If there is ever a final judgment, I'll stand with the old men I've known. We'll pass a bottle, and watch as it all goes down.

Monday, June 14, 2010

Sleeping, Snorting, Fucking.

This is a bit delayed, as I was waiting for the last of them to run, but I've recently had three pieces published in the lovely journal Sleep.Snort.Fuck.
You may find all three of them here: Morgan Atwood, at Sleep, Snort, Fuck

Or, in order of publication:

Magnum

Measure of Ecstasy

Taste

Hopefully needless to say, given the name of the journal, some content may be considered Not Safe For Work (/Wife/Children).

I feel spoiled to, yet again, have somewhere I really like publish my work.

(These publications also mark an interesting point for me as a poet. I once said all my poetry was non-fiction and this is no longer true. These mark the first success I've had, both in personal feelings about them and publication, with fictional poetry. I say that not to disown the themes or any unpleasantness, but more because I find the revelation of my own process a wonderful ongoing mystery.)

Monday, June 7, 2010

Solutions for Austerity and Hostility
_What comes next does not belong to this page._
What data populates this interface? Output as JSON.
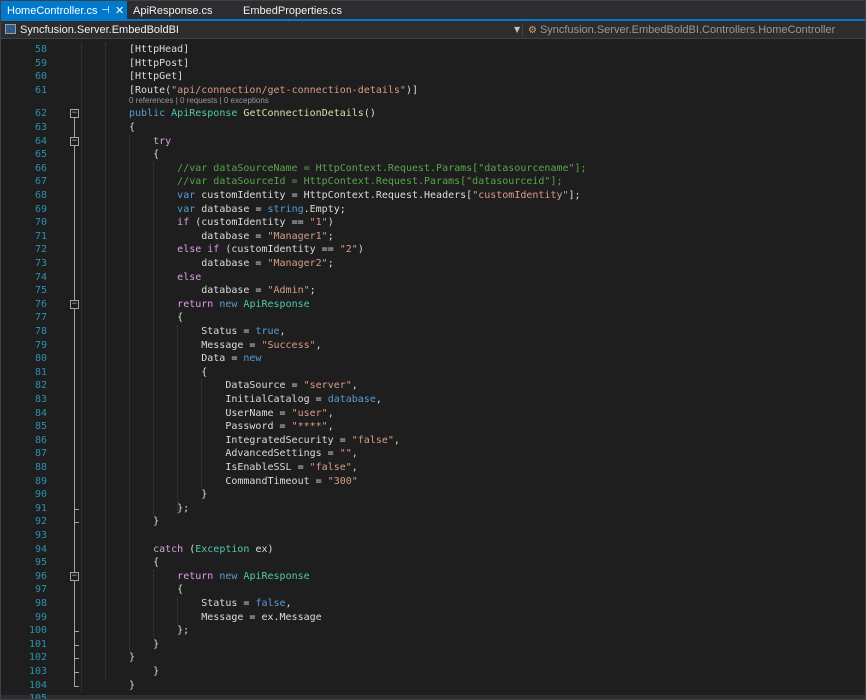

I've been far too busy with other things recently, and have been neglecting my blog here. For those friends and readers who are interested in issues of and skills for wilderness survival, abandoned mine exploration, armed citizen/concealed carry, armed professions, individual medical skills and tactical medicine, and a related mish-mash there of, I'll invite you to where I have been busy: http://BFELabs.com is my “professional” home as something other than a writer/artist. Some of you may find it interesting. Some of you may find it appalling.
I'll admit some trepidation at linking these two halves of my life. While the one is rather accepting of the other, it doesn't always go both ways. The artsy, literary, side of the house is often not at all accepting of the gun carrying, wilderness capable, military/police friendly, war-on-terror supporting, knife fighting, mine exploring, MMA-training, type. Whereas the long fangs are often as artsy and literary as anyone else. This is a constant source of disappointment in my life, as folks from the supposedly kinder/gentler art and writing world are often so put-off by the other as to make friendship difficult. The professional costs may be as high as well. That is, however, just the way it is. I am who and what I am, and I'll never compromise that because I offend the delicate political sensibilities of my fellow artists and writers. It's not that I am politically incorrect – You are just ideologically sheltered.